The opinion of the court was delivered by: Charles F. Eick United States Magistrate Judge
REPORT AND RECOMMENDATION OF UNITED STATES MAGISTRATE JUDGE
This Report and Recommendation is submitted to the Honorable George H. King, Chief United States District Judge, pursuant to 28 U.S.C. section 636 and General Order 05-07 of the United States District Court for the Central District of California.
On February 8, 2012, Petitioner filed a "Petition Under 28 USC § 2254 for Writ of Habeas Corpus By a Person in State Custody" in the United States District Court for the Eastern District of California. On February 16, 2012, the United States District Court for the Eastern District of California transferred the case to this Court.
On August 14, 2012, Respondent filed an Answer, asserting:
(1) the Petition is untimely; (2) Grounds Six and Seven of the Petition are unexhausted; and (3) Grounds One, Three, Four, Six and Seven of the Petition are not cognizable on federal habeas review. On September 27, 2012, Petitioner filed a Reply.
Because Petitioner had not yet verified the Petition, on October 2, 2012, the Court issued a Minute Order requiring Petitioner to file a verification.
On March 21, 1991, Petitioner pled guilty to first degree murder pursuant to a plea agreement (Reporter's Transcript ["R.T."] 9-11; Clerk's Transcript ["C.T."] 1909). Petitioner waived his right to a probation report and a continuance of sentencing (R.T. 9). The court imposed a sentence of thirty-three years to life (R.T. 10-11; C.T. 1909). The court also ordered the preparation of a probation report (R.T. 11). The probation report bears a dictation/transcription date of May 16, 1991, although the date of the report's filing in state court is unclear (see "Petitioner's Confidential Probation Report," filed under seal on August 16, 2012). Attached to the probation report is a letter to the probation officer from the prosecuting deputy district attorney, Patrick J. McKinley.
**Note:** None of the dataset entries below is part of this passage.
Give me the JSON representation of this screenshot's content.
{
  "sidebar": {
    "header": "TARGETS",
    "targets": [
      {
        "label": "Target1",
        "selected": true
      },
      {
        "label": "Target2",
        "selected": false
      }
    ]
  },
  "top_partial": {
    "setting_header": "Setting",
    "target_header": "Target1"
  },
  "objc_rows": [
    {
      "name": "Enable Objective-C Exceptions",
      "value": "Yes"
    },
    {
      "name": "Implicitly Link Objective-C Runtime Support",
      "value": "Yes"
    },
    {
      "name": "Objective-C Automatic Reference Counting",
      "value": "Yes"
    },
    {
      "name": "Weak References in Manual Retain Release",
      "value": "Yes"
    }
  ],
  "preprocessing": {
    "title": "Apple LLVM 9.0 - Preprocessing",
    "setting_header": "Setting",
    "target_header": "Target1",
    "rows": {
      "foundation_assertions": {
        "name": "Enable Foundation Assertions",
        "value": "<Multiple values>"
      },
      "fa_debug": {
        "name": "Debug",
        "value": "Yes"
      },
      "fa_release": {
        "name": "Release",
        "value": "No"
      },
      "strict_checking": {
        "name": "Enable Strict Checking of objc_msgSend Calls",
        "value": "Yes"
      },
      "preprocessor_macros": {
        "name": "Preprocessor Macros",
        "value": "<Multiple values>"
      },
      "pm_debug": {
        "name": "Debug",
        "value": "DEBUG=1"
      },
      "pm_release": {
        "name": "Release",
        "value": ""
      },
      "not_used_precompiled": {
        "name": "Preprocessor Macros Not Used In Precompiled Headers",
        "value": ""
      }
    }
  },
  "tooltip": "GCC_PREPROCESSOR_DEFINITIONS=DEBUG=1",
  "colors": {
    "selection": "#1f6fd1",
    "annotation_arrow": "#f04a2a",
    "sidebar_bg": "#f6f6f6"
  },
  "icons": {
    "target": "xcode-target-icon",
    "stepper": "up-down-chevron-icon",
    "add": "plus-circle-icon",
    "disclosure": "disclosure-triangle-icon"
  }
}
This letter, also dated May 16, 1991, describes McKinley's views of the crime and expresses the hope that the letter would be made part of the probation report so that any future parole authority would be aware of Petitioner's allegedly false testimony at the trial of a co-perpetrator.
The Court of Appeal affirmed the judgment on April 2, 1992 (Respondent's Lodgment 6). Petitioner did not file a petition for review.
Petitioner became eligible for an initial parole suitability hearing in 2010. On September 9, 2010, a panel of the California Board of Prison Terms ("Board") convened for an initial parole suitability hearing (see Respondent's Lodgment 33, Ex. "A-1"). Petitioner chose not to attend the hearing, although his attorney was present (id., pp. 104-05). The Board continued the proceeding because documents were missing from Petitioner's "packet" and Petitioner had not received the Board report within ten days prior to the hearing (see Respondent's Lodgment 33, Ex. "A-1," pp. 104-05).*fn1 The Board allowed a deputy district attorney, Michael Carrozzo, to submit a 26-page document consisting of pages from a book entitled "A Death in Santa Barbara," purportedly describing two interviews Petitioner allegedly gave concerning the crime (id., p. 107). The Presiding Commissioner said the Board would incorporate the documents into Petitioner's central file (id.).
On October 29, 2010, Petitioner appeared before the Board for the continued initial parole suitability hearing (see Respondent's Lodgment 33, Ex. "B"). The Board denied parole for seven years (id., pp. 231-46).
Thereafter, Petitioner filed various habeas corpus petitions in the Santa Barbara Superior Court, the Kings County Superior Court, the California Court of Appeal, and the California Supreme Court, all of which were denied (Respondent's Lodgments 11, 12, 13, 14, 15, 16, 17, 18, 19, 20, 24, 25, 26, 27, 33, 34, 35, 36, 37).
1. The Santa Barbara Superior Court allegedly abused its discretion and judicial powers by rejecting Petitioner's claim that the trial court allowed Petitioner to enter into a plea agreement "which was prior to sentencing in default as revealed by the conditional statement made ...